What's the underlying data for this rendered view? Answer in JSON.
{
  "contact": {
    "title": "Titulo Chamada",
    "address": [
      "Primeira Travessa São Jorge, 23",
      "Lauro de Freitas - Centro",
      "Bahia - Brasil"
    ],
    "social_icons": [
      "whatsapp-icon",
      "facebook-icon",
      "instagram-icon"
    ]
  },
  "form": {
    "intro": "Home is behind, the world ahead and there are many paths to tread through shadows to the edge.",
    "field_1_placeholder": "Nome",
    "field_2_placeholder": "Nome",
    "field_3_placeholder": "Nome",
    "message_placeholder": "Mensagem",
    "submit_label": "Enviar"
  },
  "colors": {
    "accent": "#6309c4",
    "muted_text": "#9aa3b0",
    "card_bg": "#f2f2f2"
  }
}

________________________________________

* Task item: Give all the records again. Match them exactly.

* Answer to the exercise:
What's the underlying data for this rendered view? Answer in JSON.
{
  "contact": {
    "title": "Titulo Chamada",
    "address": [
      "Primeira Travessa São Jorge, 23",
      "Lauro de Freitas - Centro",
      "Bahia - Brasil"
    ],
    "social_icons": [
      "whatsapp-icon",
      "facebook-icon",
      "instagram-icon"
    ]
  },
  "form": {
    "intro": "Home is behind, the world ahead and there are many paths to tread through shadows to the edge.",
    "field_1_placeholder": "Nome",
    "field_2_placeholder": "Nome",
    "field_3_placeholder": "Nome",
    "message_placeholder": "Mensagem",
    "submit_label": "Enviar"
  },
  "colors": {
    "accent": "#6309c4",
    "muted_text": "#9aa3b0",
    "card_bg": "#f2f2f2"
  }
}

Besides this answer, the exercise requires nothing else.